Your task is to copy every line of the records below that contains "sample".

Items from a data source
= Beginning of Section =

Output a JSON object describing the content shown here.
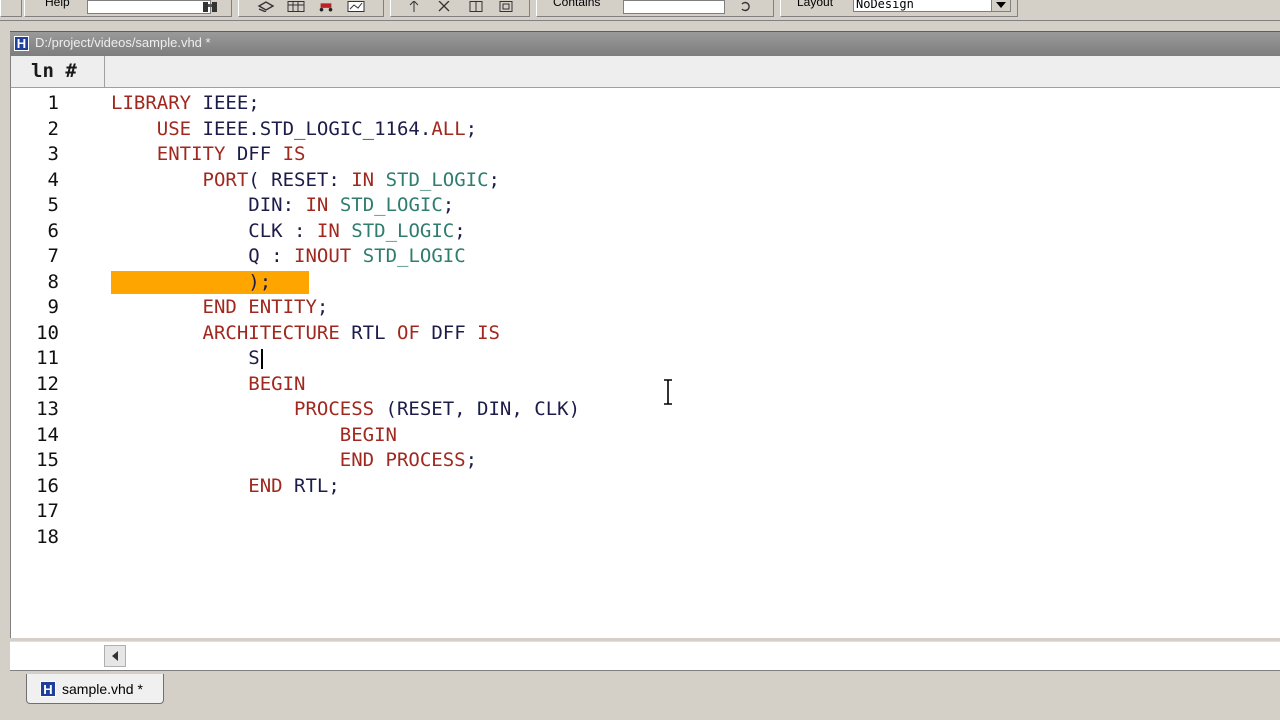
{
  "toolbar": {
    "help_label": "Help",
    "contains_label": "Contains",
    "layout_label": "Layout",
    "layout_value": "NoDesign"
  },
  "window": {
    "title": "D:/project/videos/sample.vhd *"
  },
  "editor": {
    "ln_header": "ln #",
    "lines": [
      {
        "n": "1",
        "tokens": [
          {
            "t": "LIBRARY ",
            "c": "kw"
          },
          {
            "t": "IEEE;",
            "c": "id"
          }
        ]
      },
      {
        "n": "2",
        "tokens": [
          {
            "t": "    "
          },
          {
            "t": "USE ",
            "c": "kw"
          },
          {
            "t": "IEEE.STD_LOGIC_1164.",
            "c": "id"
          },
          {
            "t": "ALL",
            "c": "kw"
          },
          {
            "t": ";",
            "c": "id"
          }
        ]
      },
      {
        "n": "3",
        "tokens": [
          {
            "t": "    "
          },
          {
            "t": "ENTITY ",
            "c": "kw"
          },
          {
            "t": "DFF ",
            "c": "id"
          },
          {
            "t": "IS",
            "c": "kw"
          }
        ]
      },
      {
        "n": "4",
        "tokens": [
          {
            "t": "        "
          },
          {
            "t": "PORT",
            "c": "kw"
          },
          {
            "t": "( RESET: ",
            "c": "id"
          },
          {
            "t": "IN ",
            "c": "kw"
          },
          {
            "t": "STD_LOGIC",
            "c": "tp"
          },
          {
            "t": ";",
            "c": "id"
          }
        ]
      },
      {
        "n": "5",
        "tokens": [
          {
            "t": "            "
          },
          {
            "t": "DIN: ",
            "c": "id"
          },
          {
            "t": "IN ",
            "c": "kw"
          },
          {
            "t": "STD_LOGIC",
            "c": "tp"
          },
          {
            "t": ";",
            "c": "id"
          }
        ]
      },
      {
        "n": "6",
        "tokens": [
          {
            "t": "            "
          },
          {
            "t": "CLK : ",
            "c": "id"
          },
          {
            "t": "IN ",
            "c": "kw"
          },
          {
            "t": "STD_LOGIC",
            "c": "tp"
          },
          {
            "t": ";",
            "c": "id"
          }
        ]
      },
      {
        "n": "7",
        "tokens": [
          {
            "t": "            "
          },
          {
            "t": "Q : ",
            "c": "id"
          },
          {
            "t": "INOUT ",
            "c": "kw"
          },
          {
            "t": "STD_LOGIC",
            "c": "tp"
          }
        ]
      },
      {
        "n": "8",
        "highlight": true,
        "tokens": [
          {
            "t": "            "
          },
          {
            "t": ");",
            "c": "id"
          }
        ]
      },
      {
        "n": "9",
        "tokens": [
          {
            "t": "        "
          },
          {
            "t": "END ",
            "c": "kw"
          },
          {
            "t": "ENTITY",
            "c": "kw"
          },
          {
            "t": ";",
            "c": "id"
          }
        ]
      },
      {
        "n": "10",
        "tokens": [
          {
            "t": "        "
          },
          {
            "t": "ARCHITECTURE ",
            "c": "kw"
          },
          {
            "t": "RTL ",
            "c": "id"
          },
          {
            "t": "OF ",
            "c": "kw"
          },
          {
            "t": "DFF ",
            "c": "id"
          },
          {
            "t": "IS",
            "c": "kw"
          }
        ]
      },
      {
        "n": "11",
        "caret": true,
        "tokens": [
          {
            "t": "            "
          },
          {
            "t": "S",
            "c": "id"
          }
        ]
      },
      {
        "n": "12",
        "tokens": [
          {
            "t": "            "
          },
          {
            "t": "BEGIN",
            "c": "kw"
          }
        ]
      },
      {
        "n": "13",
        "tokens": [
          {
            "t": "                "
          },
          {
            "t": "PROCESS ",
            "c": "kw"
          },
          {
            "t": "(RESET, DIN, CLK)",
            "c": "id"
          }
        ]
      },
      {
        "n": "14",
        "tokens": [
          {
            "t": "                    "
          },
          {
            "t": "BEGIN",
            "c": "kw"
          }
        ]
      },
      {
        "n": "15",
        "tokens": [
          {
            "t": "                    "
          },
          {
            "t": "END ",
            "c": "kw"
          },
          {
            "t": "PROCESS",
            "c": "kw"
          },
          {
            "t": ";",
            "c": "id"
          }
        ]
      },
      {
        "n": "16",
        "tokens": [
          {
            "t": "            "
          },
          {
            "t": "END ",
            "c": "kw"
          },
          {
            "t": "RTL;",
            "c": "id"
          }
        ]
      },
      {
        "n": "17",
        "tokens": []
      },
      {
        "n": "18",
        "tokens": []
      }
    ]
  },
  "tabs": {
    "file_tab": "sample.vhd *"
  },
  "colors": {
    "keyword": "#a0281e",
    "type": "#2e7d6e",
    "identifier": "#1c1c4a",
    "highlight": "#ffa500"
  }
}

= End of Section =

## Response below
    "title": "D:/project/videos/sample.vhd *"
    "file_tab": "sample.vhd *"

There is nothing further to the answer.